Extracted records.
↓↓↓

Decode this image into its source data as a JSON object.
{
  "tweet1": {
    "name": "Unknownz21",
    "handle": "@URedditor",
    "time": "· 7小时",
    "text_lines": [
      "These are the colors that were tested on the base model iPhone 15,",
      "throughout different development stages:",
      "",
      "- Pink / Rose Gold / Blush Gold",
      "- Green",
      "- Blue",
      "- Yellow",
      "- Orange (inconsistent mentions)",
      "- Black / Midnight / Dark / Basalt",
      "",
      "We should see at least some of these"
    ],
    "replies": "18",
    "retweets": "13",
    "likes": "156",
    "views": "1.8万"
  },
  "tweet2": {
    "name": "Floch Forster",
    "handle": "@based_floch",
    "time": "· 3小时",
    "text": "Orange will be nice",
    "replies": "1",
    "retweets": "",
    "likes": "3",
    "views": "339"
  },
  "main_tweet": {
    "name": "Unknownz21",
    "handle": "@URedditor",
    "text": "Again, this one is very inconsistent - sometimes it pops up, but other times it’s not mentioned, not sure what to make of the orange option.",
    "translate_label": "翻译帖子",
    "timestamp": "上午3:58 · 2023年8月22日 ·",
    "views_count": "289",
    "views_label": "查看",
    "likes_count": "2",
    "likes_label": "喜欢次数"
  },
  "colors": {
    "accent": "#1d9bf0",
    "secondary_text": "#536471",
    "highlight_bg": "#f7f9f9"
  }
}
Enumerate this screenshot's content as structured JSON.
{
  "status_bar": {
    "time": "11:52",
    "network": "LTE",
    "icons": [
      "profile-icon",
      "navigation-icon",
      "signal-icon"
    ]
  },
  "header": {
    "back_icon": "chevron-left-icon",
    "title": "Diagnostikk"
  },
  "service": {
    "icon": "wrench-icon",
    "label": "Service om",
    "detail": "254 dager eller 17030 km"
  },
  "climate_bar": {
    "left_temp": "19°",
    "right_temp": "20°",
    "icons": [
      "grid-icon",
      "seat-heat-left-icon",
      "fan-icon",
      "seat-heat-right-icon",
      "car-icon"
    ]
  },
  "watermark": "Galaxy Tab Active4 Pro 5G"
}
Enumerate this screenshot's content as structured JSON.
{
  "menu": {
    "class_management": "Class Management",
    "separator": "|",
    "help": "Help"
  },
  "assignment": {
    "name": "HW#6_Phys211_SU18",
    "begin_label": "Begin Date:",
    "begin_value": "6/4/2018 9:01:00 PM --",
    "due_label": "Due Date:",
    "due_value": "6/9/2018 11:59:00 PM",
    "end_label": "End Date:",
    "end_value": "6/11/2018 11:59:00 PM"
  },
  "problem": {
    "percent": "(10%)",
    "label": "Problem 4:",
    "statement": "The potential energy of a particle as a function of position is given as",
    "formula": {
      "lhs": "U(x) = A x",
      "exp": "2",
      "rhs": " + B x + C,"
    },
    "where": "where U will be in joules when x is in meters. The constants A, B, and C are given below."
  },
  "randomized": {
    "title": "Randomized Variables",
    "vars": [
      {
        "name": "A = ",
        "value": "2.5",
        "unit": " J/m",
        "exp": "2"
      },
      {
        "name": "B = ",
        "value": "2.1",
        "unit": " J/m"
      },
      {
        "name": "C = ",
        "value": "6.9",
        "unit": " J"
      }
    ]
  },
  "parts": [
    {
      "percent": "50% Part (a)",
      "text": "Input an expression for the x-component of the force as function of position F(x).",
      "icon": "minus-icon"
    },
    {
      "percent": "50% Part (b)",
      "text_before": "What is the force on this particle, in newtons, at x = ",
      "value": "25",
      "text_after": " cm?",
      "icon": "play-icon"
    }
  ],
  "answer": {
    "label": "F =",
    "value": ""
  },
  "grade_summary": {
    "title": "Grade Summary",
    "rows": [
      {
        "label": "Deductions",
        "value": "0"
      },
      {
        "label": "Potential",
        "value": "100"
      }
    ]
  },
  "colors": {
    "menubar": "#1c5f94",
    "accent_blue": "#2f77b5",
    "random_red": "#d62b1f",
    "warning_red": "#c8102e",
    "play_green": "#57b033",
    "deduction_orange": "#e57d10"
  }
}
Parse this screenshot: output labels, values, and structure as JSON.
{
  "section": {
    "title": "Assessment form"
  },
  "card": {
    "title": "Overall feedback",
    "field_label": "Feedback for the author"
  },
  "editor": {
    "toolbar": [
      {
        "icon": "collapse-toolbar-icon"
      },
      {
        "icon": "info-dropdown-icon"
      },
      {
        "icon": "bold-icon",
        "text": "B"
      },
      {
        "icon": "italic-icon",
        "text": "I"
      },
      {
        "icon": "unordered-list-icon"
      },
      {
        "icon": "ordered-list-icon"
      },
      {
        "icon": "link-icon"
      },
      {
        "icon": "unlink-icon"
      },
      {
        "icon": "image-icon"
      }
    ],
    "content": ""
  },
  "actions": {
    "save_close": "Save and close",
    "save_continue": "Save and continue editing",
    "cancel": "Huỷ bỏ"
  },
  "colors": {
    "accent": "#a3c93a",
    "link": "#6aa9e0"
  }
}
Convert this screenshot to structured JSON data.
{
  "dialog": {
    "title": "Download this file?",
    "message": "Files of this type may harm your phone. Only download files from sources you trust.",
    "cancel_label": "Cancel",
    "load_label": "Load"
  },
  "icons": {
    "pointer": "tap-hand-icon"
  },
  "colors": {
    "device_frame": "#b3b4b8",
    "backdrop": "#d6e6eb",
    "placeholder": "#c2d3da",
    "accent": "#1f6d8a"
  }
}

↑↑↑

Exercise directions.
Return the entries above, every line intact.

Response to this task.
Decode this image into its source data as a JSON object.
{
  "tweet1": {
    "name": "Unknownz21",
    "handle": "@URedditor",
    "time": "· 7小时",
    "text_lines": [
      "These are the colors that were tested on the base model iPhone 15,",
      "throughout different development stages:",
      "",
      "- Pink / Rose Gold / Blush Gold",
      "- Green",
      "- Blue",
      "- Yellow",
      "- Orange (inconsistent mentions)",
      "- Black / Midnight / Dark / Basalt",
      "",
      "We should see at least some of these"
    ],
    "replies": "18",
    "retweets": "13",
    "likes": "156",
    "views": "1.8万"
  },
  "tweet2": {
    "name": "Floch Forster",
    "handle": "@based_floch",
    "time": "· 3小时",
    "text": "Orange will be nice",
    "replies": "1",
    "retweets": "",
    "likes": "3",
    "views": "339"
  },
  "main_tweet": {
    "name": "Unknownz21",
    "handle": "@URedditor",
    "text": "Again, this one is very inconsistent - sometimes it pops up, but other times it’s not mentioned, not sure what to make of the orange option.",
    "translate_label": "翻译帖子",
    "timestamp": "上午3:58 · 2023年8月22日 ·",
    "views_count": "289",
    "views_label": "查看",
    "likes_count": "2",
    "likes_label": "喜欢次数"
  },
  "colors": {
    "accent": "#1d9bf0",
    "secondary_text": "#536471",
    "highlight_bg": "#f7f9f9"
  }
}
Enumerate this screenshot's content as structured JSON.
{
  "status_bar": {
    "time": "11:52",
    "network": "LTE",
    "icons": [
      "profile-icon",
      "navigation-icon",
      "signal-icon"
    ]
  },
  "header": {
    "back_icon": "chevron-left-icon",
    "title": "Diagnostikk"
  },
  "service": {
    "icon": "wrench-icon",
    "label": "Service om",
    "detail": "254 dager eller 17030 km"
  },
  "climate_bar": {
    "left_temp": "19°",
    "right_temp": "20°",
    "icons": [
      "grid-icon",
      "seat-heat-left-icon",
      "fan-icon",
      "seat-heat-right-icon",
      "car-icon"
    ]
  },
  "watermark": "Galaxy Tab Active4 Pro 5G"
}
Enumerate this screenshot's content as structured JSON.
{
  "menu": {
    "class_management": "Class Management",
    "separator": "|",
    "help": "Help"
  },
  "assignment": {
    "name": "HW#6_Phys211_SU18",
    "begin_label": "Begin Date:",
    "begin_value": "6/4/2018 9:01:00 PM --",
    "due_label": "Due Date:",
    "due_value": "6/9/2018 11:59:00 PM",
    "end_label": "End Date:",
    "end_value": "6/11/2018 11:59:00 PM"
  },
  "problem": {
    "percent": "(10%)",
    "label": "Problem 4:",
    "statement": "The potential energy of a particle as a function of position is given as",
    "formula": {
      "lhs": "U(x) = A x",
      "exp": "2",
      "rhs": " + B x + C,"
    },
    "where": "where U will be in joules when x is in meters. The constants A, B, and C are given below."
  },
  "randomized": {
    "title": "Randomized Variables",
    "vars": [
      {
        "name": "A = ",
        "value": "2.5",
        "unit": " J/m",
        "exp": "2"
      },
      {
        "name": "B = ",
        "value": "2.1",
        "unit": " J/m"
      },
      {
        "name": "C = ",
        "value": "6.9",
        "unit": " J"
      }
    ]
  },
  "parts": [
    {
      "percent": "50% Part (a)",
      "text": "Input an expression for the x-component of the force as function of position F(x).",
      "icon": "minus-icon"
    },
    {
      "percent": "50% Part (b)",
      "text_before": "What is the force on this particle, in newtons, at x = ",
      "value": "25",
      "text_after": " cm?",
      "icon": "play-icon"
    }
  ],
  "answer": {
    "label": "F =",
    "value": ""
  },
  "grade_summary": {
    "title": "Grade Summary",
    "rows": [
      {
        "label": "Deductions",
        "value": "0"
      },
      {
        "label": "Potential",
        "value": "100"
      }
    ]
  },
  "colors": {
    "menubar": "#1c5f94",
    "accent_blue": "#2f77b5",
    "random_red": "#d62b1f",
    "warning_red": "#c8102e",
    "play_green": "#57b033",
    "deduction_orange": "#e57d10"
  }
}
Parse this screenshot: output labels, values, and structure as JSON.
{
  "section": {
    "title": "Assessment form"
  },
  "card": {
    "title": "Overall feedback",
    "field_label": "Feedback for the author"
  },
  "editor": {
    "toolbar": [
      {
        "icon": "collapse-toolbar-icon"
      },
      {
        "icon": "info-dropdown-icon"
      },
      {
        "icon": "bold-icon",
        "text": "B"
      },
      {
        "icon": "italic-icon",
        "text": "I"
      },
      {
        "icon": "unordered-list-icon"
      },
      {
        "icon": "ordered-list-icon"
      },
      {
        "icon": "link-icon"
      },
      {
        "icon": "unlink-icon"
      },
      {
        "icon": "image-icon"
      }
    ],
    "content": ""
  },
  "actions": {
    "save_close": "Save and close",
    "save_continue": "Save and continue editing",
    "cancel": "Huỷ bỏ"
  },
  "colors": {
    "accent": "#a3c93a",
    "link": "#6aa9e0"
  }
}
Convert this screenshot to structured JSON data.
{
  "dialog": {
    "title": "Download this file?",
    "message": "Files of this type may harm your phone. Only download files from sources you trust.",
    "cancel_label": "Cancel",
    "load_label": "Load"
  },
  "icons": {
    "pointer": "tap-hand-icon"
  },
  "colors": {
    "device_frame": "#b3b4b8",
    "backdrop": "#d6e6eb",
    "placeholder": "#c2d3da",
    "accent": "#1f6d8a"
  }
}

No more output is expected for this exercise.